For many individuals who are in the United States on a work or investment visa (L-1, E-2, EB-5, H-1B, B1/B2, etc.) and/or were recently married and on a conditional green card, they are very much looking forward to the date in which they become Legal Permanent Residents without restrictions aka (Green Card Holders).
Unfortunately, for many individuals their failure to be in tax compliance and accurately complete their legal permanent residency application can cause a major disruption in their ability to obtain legal permanent residency status.
When it comes to reporting foreign accounts (or failing to do so) the main issue will be your state of mind in failing to do so. In other words, were you aware of the requirement to report foreign accounts? In the I-485 application, it specifically asks, “Knowingly committed any crime of moral turpitude…for which you have or have not been arrested?”
Notice that the question does not differentiate between whether you have been arrested aka (“caught”) or not – just whether you committed an act or failed to commit an act you were required to do. The term “ moral turpitude” is a legal term that deals with the concept of lying and cheating.
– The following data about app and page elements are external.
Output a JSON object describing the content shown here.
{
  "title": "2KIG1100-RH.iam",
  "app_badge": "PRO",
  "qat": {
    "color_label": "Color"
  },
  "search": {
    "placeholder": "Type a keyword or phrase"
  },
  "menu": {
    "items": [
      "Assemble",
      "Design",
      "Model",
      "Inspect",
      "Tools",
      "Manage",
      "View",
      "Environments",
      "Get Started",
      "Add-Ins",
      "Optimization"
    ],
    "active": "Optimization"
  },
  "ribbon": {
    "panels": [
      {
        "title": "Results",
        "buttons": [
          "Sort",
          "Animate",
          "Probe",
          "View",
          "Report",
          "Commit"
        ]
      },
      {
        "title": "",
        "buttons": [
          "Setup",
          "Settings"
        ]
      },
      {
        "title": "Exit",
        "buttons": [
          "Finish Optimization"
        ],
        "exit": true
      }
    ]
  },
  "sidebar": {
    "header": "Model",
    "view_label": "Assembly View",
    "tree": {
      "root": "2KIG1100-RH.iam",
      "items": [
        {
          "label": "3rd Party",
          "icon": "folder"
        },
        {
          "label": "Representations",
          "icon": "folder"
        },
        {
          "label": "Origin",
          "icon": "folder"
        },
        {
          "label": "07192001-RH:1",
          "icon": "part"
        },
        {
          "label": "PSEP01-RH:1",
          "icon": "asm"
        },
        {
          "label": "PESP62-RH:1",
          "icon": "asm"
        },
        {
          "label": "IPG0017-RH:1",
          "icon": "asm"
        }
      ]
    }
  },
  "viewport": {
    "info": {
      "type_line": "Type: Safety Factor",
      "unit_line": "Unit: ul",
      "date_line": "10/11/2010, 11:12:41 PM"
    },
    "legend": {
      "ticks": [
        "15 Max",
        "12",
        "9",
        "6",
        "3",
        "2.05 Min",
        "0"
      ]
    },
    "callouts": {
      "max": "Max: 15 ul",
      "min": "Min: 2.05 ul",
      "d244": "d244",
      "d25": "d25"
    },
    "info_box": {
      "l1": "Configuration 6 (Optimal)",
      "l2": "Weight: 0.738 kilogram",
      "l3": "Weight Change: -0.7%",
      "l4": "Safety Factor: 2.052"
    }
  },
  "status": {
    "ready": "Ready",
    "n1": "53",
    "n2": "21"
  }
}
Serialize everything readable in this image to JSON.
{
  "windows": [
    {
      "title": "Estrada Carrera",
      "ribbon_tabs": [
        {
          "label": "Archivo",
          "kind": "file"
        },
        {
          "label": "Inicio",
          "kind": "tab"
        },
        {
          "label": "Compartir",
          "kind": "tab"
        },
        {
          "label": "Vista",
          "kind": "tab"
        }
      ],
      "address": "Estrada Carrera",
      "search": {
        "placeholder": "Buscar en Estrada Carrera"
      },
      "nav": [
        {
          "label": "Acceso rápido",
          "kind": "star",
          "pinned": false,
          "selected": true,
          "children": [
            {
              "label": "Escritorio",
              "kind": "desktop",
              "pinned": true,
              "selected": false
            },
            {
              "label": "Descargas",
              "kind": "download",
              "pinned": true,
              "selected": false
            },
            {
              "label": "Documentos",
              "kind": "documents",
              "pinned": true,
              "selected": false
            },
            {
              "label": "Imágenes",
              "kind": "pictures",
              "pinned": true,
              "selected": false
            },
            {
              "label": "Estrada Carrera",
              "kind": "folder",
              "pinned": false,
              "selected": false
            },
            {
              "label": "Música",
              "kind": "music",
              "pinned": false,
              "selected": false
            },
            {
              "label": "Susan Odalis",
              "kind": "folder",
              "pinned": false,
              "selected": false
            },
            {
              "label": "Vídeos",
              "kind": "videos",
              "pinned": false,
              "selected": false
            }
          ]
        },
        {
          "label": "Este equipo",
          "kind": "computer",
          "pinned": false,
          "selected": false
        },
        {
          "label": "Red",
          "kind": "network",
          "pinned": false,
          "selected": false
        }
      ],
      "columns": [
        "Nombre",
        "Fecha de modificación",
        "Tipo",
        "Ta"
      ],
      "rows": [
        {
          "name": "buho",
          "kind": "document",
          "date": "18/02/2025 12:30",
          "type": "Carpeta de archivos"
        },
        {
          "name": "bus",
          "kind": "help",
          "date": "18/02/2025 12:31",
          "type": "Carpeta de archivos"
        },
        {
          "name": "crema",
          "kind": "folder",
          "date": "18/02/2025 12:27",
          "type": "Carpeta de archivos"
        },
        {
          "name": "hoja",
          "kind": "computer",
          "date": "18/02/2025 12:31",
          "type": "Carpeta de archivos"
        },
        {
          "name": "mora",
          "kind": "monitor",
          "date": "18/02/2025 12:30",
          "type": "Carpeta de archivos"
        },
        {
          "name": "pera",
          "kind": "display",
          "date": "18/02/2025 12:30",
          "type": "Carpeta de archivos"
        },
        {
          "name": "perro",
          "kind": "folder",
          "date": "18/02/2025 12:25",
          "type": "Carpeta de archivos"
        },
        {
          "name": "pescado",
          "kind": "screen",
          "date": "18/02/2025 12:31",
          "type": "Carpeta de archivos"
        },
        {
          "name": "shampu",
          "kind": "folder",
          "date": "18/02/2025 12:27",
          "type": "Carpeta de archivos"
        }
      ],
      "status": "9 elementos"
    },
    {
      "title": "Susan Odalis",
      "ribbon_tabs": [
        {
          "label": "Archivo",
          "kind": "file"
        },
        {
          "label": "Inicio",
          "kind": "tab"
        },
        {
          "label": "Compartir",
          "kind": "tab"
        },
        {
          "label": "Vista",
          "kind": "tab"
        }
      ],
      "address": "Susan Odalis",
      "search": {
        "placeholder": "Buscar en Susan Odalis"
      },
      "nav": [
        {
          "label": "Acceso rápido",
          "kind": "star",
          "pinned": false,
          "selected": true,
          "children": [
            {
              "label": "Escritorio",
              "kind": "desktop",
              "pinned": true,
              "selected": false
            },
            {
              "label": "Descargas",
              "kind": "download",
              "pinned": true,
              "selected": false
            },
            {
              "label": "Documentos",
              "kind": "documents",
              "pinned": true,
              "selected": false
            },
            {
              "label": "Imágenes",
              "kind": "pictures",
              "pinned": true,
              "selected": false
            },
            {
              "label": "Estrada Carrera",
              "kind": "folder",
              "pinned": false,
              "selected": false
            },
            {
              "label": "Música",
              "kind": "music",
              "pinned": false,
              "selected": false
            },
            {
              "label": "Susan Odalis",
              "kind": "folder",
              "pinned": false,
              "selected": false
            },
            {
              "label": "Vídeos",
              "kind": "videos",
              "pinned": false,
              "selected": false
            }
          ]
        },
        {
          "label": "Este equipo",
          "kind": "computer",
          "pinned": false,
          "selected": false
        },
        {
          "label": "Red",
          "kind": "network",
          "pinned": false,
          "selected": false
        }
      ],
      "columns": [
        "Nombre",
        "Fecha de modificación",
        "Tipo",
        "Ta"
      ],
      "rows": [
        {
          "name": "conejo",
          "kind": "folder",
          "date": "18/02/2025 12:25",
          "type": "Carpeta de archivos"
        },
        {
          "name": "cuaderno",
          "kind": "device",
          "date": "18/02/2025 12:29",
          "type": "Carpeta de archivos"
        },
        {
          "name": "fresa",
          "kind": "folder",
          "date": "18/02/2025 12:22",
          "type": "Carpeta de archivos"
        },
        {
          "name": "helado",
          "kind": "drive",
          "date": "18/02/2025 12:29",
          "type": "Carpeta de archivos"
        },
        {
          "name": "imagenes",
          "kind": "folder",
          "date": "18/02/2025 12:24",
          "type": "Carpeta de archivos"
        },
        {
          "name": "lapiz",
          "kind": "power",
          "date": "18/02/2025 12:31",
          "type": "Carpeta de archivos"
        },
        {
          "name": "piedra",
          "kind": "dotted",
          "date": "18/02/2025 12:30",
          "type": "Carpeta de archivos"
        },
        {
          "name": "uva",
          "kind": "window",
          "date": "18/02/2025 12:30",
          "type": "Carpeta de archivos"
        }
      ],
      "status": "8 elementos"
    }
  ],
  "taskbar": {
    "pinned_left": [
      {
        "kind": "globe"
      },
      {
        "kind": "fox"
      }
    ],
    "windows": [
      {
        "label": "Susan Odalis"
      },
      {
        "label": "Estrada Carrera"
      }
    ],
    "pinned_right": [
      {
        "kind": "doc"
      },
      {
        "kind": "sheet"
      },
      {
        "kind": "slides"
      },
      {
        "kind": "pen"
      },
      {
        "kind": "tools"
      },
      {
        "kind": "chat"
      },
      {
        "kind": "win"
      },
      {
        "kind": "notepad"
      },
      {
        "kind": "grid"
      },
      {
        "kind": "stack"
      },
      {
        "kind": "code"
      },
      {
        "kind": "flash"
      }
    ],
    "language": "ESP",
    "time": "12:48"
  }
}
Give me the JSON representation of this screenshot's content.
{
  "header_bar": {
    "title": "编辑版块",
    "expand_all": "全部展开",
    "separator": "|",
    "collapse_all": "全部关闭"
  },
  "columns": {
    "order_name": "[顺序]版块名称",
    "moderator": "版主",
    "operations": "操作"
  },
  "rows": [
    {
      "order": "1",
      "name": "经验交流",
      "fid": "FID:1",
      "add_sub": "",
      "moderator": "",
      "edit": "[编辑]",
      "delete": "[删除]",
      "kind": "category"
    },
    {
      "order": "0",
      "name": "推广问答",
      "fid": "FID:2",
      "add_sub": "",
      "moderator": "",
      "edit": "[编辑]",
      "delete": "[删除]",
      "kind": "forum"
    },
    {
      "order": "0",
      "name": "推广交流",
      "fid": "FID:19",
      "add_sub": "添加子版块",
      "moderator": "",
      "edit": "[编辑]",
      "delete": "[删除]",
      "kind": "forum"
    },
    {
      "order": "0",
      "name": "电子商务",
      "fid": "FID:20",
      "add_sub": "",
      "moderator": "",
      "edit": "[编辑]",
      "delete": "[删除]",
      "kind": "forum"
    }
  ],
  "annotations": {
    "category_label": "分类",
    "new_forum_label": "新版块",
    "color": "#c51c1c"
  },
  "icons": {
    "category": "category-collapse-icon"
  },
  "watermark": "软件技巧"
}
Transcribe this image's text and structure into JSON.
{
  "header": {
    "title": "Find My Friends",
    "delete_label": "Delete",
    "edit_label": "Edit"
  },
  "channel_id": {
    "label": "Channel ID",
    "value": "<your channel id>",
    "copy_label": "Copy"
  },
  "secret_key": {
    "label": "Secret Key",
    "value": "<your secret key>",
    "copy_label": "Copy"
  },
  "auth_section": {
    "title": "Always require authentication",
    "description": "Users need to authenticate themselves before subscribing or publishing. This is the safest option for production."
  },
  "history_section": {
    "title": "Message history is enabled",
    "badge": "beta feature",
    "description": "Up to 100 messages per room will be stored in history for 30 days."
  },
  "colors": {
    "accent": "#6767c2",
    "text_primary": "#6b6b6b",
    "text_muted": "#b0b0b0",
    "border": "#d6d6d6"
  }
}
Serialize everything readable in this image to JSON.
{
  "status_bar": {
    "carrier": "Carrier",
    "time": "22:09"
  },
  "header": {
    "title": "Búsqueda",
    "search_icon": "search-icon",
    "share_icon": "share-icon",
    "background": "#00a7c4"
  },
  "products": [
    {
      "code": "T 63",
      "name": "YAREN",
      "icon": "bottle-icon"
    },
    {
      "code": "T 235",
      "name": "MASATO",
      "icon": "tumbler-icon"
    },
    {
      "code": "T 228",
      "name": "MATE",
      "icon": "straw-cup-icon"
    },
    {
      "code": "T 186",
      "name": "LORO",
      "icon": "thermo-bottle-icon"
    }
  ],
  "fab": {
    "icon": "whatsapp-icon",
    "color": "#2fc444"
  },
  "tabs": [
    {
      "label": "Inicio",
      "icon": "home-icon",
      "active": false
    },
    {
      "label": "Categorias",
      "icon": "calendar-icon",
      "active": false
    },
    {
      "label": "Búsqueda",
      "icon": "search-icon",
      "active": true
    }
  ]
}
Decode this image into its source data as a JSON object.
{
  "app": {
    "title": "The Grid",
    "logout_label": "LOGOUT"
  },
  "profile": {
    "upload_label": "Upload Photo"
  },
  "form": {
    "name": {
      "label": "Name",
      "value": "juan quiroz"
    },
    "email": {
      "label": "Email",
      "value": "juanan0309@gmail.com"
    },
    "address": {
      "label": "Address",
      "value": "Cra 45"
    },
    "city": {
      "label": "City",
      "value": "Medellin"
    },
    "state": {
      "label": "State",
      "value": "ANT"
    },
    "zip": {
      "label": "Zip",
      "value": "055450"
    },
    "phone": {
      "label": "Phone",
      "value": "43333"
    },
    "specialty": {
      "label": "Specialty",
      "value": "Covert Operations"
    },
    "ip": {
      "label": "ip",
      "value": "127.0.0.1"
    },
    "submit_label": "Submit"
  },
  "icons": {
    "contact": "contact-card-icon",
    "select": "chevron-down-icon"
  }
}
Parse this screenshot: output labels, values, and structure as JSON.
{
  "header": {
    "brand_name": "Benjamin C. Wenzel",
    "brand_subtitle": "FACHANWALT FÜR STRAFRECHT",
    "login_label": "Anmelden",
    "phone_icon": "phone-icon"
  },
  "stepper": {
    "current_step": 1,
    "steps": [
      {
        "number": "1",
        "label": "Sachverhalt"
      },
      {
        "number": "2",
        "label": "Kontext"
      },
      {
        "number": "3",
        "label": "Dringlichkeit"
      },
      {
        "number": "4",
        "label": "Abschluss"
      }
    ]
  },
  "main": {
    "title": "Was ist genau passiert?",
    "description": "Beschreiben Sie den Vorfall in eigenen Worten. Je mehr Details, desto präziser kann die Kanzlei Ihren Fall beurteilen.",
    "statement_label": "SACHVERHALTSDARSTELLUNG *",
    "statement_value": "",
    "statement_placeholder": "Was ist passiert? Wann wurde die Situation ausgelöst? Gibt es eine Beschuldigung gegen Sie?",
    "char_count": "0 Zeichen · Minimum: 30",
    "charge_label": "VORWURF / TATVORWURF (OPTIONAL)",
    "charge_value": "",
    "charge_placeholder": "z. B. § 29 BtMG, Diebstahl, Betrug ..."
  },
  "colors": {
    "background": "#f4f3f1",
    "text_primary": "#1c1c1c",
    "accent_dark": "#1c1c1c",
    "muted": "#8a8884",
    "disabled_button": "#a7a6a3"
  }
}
And, for many people the crime of moral turpitude involves taxes, and the failure to properly pay or report income and earnings.
Did you Know you were Supposed to Report Foreign Accounts?
If you were aware of the requirement to report/disclose foreign accounts but knowingly or intentionally failed to do so, it is absolutely crucial that you speak with an experienced international tax/offshore disclosure lawyer in order to try and limit the damage it may do. With new FATCA (Foreign Account Tax Compliance Act) rules and regulations in place, and tens of thousands of foreign financial institutions in more than 100 countries reporting account holder information to the US government, you have a much more likelihood of getting caught than you may think.
If the IRS or USCIS speaks with you before you have a chance to get into compliance, it could spell trouble — including the denial of your application or renewal.
Getting into Compliance
Whether or not you live in the United States or in a foreign country, you may be eligible to enter Offshore Disclosure to try and get into compliance before you are audited or examined by the IRS (and subject to much higher fines and penalties), including possible passport or visa revocation.
Golding & Golding, A PLC
We have successfully represented clients in more than 1,000 streamlined and voluntary disclosure submissions nationwide and in over 70-different countries.
We are the “go-to” firm for other Attorneys, CPAs, Enrolled Agents, Accountants, and Financial Professionals across the globe.